- _How to complete this task_: Which lines of the records below contain the word "reviews"? Copy each of them out.
------ Records
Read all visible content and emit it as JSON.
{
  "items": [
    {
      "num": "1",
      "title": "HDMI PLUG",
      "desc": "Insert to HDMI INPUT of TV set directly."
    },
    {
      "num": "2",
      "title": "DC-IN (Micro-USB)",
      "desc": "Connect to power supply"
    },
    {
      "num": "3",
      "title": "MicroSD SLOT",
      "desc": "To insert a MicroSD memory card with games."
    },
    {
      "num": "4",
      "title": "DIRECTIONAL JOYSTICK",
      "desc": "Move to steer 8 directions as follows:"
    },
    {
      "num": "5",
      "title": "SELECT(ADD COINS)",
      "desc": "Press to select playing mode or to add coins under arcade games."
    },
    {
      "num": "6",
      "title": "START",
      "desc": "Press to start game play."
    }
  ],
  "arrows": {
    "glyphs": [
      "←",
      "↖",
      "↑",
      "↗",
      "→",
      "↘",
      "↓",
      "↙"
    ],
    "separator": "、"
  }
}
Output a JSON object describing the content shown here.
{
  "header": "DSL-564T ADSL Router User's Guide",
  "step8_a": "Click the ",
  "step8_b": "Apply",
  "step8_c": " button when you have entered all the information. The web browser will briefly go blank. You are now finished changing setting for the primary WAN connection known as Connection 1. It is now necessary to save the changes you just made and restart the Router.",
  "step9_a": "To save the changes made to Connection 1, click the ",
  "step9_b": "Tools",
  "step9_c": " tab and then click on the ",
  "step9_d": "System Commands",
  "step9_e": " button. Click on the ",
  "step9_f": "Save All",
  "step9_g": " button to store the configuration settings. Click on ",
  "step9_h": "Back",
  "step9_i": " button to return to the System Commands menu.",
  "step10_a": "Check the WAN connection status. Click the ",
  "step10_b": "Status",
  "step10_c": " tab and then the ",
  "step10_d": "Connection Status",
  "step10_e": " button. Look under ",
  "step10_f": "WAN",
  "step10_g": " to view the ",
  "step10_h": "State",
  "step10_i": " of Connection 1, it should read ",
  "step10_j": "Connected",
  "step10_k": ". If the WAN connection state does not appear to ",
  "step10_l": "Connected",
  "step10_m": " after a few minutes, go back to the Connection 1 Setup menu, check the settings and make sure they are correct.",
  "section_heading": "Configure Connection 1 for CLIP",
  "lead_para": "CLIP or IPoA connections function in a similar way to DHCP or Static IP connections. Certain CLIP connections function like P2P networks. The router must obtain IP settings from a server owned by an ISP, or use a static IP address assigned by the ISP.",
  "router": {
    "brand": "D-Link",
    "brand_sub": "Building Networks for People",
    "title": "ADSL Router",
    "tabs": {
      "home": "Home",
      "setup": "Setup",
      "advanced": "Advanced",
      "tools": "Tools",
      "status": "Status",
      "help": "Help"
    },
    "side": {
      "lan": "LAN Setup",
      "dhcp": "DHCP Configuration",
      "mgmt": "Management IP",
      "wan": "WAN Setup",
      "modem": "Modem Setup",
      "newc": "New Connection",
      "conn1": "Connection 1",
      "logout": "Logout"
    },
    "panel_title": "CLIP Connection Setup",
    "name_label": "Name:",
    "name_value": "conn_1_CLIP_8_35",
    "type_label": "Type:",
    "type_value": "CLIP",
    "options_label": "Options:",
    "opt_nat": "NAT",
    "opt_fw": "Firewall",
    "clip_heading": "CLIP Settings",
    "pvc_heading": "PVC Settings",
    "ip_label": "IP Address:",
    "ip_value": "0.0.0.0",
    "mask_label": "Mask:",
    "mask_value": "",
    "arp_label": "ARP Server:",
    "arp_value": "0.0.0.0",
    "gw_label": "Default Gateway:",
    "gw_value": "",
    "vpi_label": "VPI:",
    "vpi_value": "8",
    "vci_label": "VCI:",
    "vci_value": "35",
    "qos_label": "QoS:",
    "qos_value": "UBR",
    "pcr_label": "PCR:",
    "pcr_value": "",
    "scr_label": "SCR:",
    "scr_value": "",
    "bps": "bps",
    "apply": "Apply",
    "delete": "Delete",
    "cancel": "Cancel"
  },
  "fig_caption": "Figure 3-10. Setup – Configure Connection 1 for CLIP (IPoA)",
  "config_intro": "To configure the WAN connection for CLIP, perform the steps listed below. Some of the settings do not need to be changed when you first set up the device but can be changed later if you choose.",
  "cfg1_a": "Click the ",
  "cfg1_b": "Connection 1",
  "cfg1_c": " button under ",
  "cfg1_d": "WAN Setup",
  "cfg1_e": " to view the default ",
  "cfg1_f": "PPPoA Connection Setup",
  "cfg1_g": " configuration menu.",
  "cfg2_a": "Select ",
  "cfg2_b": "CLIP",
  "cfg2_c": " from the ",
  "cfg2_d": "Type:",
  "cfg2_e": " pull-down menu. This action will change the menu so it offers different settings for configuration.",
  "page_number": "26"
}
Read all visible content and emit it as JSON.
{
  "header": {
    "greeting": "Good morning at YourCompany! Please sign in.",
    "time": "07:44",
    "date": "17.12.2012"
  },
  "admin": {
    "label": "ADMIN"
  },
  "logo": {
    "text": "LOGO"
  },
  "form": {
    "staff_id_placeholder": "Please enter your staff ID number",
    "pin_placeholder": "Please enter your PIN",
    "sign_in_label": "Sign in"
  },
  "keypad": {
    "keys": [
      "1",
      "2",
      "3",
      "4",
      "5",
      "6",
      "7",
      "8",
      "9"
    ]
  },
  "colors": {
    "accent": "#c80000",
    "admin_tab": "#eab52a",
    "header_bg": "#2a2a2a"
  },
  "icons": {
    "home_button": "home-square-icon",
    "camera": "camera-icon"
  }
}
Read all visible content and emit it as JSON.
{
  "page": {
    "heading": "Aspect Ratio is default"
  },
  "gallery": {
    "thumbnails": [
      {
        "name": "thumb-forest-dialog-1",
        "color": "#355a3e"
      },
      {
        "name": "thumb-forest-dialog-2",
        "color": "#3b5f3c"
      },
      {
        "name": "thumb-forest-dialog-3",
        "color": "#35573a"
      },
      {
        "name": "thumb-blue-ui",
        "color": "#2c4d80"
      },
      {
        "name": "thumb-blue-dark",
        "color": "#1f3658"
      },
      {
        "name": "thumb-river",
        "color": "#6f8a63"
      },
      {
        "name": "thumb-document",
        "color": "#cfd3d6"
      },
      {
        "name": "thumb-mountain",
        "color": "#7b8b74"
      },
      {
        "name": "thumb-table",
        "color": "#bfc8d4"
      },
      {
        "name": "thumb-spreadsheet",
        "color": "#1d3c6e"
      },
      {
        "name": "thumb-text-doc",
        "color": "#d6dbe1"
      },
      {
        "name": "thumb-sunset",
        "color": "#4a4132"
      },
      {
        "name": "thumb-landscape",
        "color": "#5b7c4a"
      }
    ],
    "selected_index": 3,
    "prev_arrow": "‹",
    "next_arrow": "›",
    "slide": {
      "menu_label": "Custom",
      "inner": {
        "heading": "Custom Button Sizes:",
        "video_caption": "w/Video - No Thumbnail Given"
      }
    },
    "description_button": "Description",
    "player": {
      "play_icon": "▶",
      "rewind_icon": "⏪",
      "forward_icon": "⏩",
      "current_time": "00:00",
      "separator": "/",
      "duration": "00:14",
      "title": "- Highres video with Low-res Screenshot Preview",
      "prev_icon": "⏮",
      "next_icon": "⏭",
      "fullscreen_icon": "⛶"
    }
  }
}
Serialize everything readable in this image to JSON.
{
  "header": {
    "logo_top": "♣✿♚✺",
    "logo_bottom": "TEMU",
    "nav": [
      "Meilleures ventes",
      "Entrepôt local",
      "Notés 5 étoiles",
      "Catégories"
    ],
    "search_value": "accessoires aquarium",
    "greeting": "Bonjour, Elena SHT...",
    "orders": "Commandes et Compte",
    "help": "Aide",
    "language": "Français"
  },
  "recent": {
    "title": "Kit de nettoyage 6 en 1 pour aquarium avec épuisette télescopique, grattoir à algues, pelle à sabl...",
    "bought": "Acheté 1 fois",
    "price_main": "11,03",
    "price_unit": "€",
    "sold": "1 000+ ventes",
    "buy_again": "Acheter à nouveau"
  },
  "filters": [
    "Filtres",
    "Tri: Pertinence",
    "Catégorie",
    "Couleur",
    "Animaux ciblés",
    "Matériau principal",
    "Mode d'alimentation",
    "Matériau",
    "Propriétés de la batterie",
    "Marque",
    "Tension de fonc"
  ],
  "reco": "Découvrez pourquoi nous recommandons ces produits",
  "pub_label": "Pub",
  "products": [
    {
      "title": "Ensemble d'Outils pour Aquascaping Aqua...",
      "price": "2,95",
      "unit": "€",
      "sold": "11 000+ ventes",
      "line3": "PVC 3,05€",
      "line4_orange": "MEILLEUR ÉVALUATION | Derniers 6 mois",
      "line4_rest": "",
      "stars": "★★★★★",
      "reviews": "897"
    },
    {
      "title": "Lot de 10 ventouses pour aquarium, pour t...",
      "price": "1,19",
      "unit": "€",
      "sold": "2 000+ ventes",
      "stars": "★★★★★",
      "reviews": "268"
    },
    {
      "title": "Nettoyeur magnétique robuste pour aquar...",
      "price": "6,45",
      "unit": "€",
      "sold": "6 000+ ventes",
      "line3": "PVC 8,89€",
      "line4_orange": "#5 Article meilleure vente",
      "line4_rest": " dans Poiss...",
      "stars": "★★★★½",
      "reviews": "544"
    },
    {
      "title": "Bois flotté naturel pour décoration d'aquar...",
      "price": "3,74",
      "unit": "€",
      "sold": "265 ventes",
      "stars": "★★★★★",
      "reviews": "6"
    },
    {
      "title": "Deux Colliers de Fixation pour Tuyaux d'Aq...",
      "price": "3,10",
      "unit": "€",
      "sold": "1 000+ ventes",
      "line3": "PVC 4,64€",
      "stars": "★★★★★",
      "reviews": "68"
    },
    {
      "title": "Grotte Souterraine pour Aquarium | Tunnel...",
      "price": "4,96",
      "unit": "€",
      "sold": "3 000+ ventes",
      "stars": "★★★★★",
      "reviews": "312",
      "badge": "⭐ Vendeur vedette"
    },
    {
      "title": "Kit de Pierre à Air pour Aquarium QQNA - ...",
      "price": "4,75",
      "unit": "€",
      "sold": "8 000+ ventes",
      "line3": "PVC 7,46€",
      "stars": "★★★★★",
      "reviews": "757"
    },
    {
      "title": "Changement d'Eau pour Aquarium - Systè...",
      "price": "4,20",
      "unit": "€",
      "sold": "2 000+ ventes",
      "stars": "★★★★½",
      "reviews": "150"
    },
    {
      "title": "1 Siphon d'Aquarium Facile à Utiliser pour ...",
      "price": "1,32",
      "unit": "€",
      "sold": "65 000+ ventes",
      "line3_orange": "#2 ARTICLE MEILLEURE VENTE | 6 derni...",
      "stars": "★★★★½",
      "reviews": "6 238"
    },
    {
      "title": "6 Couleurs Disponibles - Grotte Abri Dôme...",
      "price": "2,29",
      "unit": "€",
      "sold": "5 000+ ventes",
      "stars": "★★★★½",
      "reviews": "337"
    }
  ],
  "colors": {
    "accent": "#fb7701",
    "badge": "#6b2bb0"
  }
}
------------
- _Written reply_:
      "reviews": "897"
      "reviews": "268"
      "reviews": "544"
      "reviews": "6"
      "reviews": "68"
      "reviews": "312",
      "reviews": "757"
      "reviews": "150"
      "reviews": "6 238"
      "reviews": "337"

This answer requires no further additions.